Go through the data below and return each line where the string "size" occurs.

◇ ◇ ◇

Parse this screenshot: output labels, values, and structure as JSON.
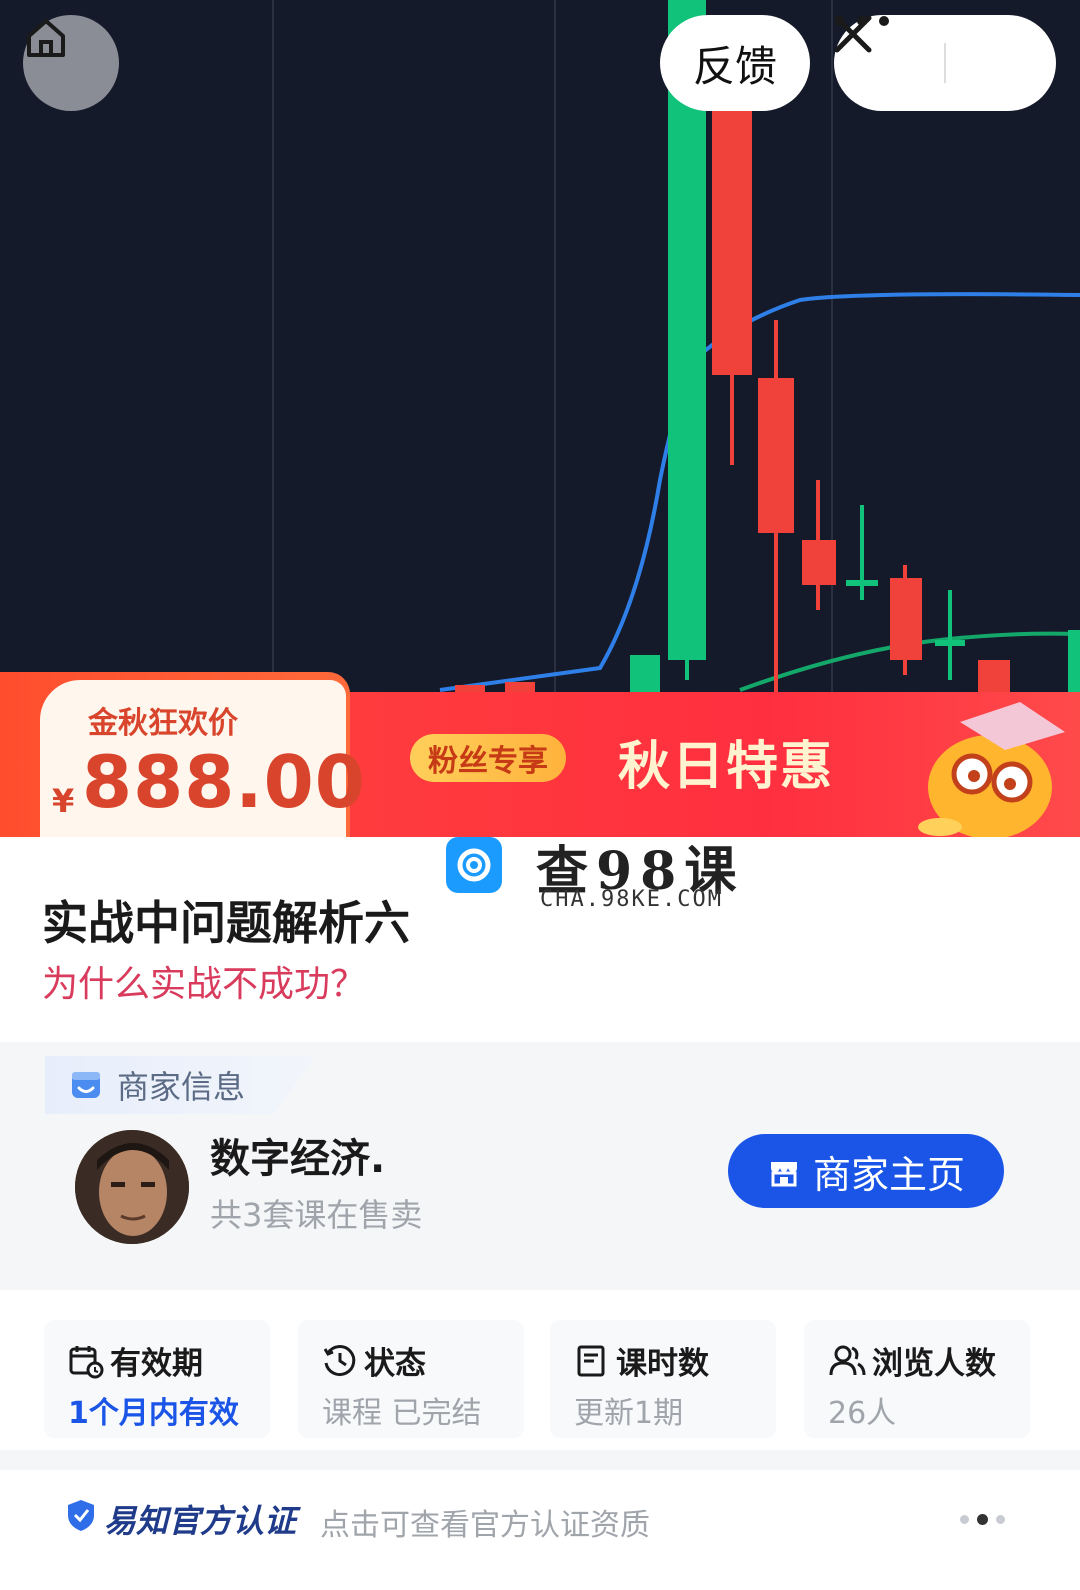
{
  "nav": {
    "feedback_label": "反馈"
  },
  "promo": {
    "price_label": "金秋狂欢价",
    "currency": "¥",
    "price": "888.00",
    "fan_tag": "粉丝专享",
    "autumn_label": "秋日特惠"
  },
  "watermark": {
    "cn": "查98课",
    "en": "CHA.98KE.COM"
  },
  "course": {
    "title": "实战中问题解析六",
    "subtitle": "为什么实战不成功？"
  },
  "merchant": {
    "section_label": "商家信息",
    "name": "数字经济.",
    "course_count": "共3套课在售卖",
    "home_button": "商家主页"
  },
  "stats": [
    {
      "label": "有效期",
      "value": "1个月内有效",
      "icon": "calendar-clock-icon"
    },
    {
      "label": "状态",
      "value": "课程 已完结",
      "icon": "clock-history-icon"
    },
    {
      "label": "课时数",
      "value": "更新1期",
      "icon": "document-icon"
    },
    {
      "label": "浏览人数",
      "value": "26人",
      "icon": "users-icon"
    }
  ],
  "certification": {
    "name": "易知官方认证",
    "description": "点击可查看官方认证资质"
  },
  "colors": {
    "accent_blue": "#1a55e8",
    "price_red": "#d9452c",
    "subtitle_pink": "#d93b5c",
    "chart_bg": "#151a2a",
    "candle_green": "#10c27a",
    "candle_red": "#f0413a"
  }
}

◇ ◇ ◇

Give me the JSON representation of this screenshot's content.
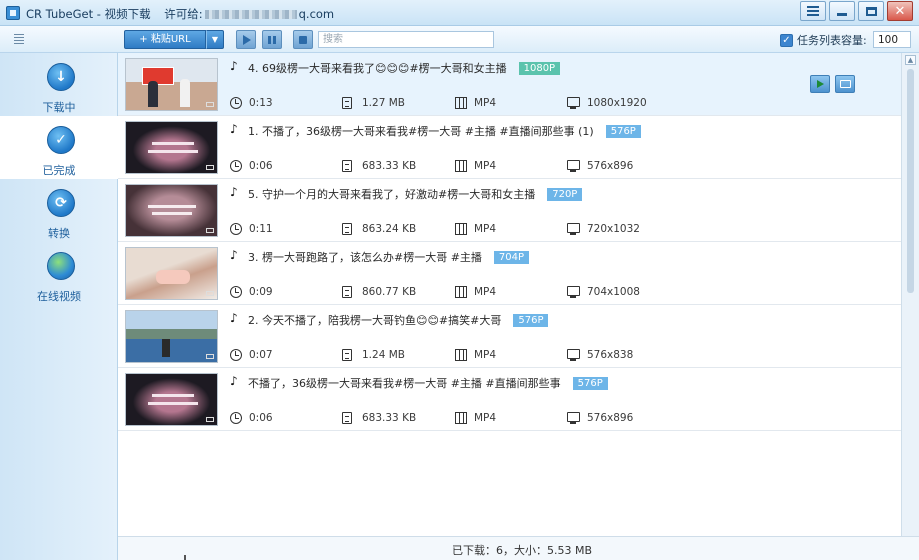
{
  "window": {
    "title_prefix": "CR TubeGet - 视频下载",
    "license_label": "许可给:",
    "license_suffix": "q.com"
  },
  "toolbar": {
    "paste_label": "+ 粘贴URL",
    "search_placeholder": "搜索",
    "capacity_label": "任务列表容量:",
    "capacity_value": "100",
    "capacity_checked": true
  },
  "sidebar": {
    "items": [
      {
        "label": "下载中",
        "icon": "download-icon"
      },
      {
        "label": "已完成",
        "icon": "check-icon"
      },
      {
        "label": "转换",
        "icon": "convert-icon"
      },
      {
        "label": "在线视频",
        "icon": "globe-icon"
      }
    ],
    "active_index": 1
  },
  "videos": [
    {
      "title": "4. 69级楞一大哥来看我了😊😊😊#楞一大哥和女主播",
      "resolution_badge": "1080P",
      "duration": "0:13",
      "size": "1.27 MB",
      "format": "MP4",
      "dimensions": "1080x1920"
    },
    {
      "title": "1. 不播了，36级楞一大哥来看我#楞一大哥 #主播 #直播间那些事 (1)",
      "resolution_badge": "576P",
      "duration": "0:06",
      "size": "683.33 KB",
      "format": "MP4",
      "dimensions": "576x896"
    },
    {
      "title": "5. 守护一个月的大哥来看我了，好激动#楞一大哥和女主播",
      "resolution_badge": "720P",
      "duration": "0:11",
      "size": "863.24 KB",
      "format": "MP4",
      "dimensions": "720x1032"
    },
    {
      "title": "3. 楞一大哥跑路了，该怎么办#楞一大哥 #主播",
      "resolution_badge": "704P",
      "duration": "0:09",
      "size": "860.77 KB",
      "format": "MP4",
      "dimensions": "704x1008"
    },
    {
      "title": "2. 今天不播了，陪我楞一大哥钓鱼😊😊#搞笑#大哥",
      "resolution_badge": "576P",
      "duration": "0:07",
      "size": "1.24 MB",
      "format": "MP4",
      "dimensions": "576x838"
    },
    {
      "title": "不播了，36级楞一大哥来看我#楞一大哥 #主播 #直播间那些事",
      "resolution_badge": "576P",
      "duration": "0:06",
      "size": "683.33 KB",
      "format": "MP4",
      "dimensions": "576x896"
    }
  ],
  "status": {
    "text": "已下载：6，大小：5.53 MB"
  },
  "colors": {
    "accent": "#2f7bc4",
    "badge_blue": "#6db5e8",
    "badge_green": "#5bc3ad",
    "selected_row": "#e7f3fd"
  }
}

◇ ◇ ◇

■ **Reply**
      "size": "1.27 MB",
      "size": "683.33 KB",
      "size": "863.24 KB",
      "size": "860.77 KB",
      "size": "1.24 MB",
      "size": "683.33 KB",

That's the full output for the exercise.